Today's Features

  • Once again, we enjoyed sweet potatoes all winter long from a fantastic harvest last fall. I planted out about 25 organic slips in Shepherdsville in late May, and by early November we had four nursery crates full of one of nature’s perfect foods. Seven months and counting in storage with no spoilage is impressive. We are down to about a dozen sweet potatoes; just in time for a transition to other summer vegetables.


    In a year or two, expect to find Marianne Gaddie teaching high school agriculture, or perhaps working as an extension agent.

    The 2013 Spencer County High School graduate is working this summer as an intern at the Spencer County Cooperative Extension Office. She started May 16, and she’ll be putting in 40- to 60-hour weeks all summer.

    This fall, Gaddie will be a senior at Morehead State University, where she’s an agriculture education major.

  • Five local churches will be collaborating this summer to make sure no one in Spencer County goes hungry.
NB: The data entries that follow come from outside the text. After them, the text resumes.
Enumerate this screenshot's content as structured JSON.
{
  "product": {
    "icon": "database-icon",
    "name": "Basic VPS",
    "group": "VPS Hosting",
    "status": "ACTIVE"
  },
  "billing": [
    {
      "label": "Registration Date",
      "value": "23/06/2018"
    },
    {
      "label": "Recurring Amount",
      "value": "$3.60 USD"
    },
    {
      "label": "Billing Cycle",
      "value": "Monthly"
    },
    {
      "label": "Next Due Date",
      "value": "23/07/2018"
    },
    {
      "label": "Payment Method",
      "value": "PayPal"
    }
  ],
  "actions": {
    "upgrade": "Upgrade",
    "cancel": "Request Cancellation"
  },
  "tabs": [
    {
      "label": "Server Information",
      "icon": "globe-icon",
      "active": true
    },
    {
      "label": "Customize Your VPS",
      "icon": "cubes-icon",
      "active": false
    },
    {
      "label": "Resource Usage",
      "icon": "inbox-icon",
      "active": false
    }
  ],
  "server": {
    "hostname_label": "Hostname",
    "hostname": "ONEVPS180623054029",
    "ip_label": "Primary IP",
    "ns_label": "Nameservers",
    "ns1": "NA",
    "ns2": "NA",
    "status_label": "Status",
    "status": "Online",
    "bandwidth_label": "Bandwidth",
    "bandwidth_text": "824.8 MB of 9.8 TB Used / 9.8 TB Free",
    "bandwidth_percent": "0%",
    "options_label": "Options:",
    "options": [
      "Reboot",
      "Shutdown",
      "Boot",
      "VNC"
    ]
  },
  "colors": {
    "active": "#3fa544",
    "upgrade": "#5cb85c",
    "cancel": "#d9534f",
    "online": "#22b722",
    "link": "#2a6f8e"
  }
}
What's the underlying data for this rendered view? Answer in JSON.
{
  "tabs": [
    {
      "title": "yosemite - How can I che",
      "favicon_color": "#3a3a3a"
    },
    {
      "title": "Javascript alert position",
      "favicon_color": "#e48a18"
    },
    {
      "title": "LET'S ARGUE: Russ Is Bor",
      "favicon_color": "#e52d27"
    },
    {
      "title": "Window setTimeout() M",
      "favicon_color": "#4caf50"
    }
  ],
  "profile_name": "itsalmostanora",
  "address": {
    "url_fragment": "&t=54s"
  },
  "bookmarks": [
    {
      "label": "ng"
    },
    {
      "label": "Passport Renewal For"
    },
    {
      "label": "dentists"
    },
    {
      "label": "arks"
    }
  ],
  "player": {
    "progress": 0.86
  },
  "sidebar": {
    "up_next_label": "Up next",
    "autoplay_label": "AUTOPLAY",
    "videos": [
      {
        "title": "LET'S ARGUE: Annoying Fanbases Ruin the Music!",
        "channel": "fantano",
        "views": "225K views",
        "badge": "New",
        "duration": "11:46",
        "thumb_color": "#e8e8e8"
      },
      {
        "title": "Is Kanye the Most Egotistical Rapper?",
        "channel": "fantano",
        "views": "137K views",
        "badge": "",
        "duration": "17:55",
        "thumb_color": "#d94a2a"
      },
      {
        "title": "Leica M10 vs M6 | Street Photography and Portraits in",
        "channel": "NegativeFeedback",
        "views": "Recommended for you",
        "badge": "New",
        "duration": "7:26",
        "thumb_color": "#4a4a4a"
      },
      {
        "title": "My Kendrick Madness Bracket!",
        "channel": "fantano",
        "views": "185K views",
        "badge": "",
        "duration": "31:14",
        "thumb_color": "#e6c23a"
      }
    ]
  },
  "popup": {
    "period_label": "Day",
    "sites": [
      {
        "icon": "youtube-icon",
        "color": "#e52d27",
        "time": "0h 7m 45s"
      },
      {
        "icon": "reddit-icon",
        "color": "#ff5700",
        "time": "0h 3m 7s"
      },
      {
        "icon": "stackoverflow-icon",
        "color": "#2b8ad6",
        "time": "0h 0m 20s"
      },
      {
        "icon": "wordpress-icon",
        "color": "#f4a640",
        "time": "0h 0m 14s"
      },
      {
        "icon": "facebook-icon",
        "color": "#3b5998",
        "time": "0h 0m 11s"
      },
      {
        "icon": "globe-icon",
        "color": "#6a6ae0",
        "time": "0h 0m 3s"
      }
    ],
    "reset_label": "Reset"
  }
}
Every Tuesday and Thursday at 6 p.m., members of those churches will be serving a meal for free to anyone who comes.

    The first meal is scheduled for May 31.

    The ministry, called “Summer Supper Together,” will be held at Taylorsville Community Church, 404 Garrard St. It will run through Aug. 9.

    The meal will be followed by a short devotional and a time of prayer for any needs attendees may have.

  • University of Kentucky entomologists recently developed a website that will have the most up-to-date information on the Zika virus and its spread, as mosquito populations around the state begin to build. The website is http://pest.ca.uky.edu/EXT/ZIKA/1kyzika.html.

  • I have no complaints about plant performance this spring. But, it seems, some gardeners are still stumped by their under-performing plants. Why plants fail to thrive is a hard question to answer, of course, because a great many things factor into poor performance, lack of bloom or die back.

  • The other day I ran across an interesting article about colors and how we see them. It seems that there is some question whether we can really see colors if we don’t have a name for them.

    I’ve always wondered about this, because I’ve noticed that my wife often calls one blouse “eggplant” and another “maroon.” To me, they are both just purple–one a little darker maybe, but still just purple.

  • Men and Women’s Day at Second Baptist Church

    All are invited to join Second Baptist Church for Men and Women’s Day on Sunday, May 22 at 11 a.m. The featured speaker will be Rev. Marsha Morton, pastor of Spillman Memorial Church in Louisville. At 4 p.m., the worship service will feature Rev. Dr. David Peoples, pastor of Jabez Missionary Baptist Church in Lexington. Second Baptist Church is located at 401 Jefferson Street in Taylorsville.

    VBS at First Baptist of Taylorsville

  • The most common form of plant propagation is digging and dividing, which is best done in early spring before new growth, or in the fall before plants go dormant. Digging and dividing is great for herbaceous plants, but those plants that are considered woody ornamentals do not divide as easily with a spade. In this case, we can look to the technique of rooting out softwood cuttings from the mother plant.


    The Commonwealth Honors Academy (CHA) is an exciting, challenging three-week academic, social and personal growth program for outstanding high school students who have completed their junior year. Students will be selected from the Commonwealth and surrounding region. Upon completion of the Academy, students will:

    • receive six hours of university credit

    • have the opportunity to take three hours of tuition-free university courses at Murray State University during the subsequent fall and spring semesters


    Sarah Tipton, of Spencer County, and a junior at Cornerstone Christian Academy in Shelbyville, was recently selected as a Governor’s Scholar.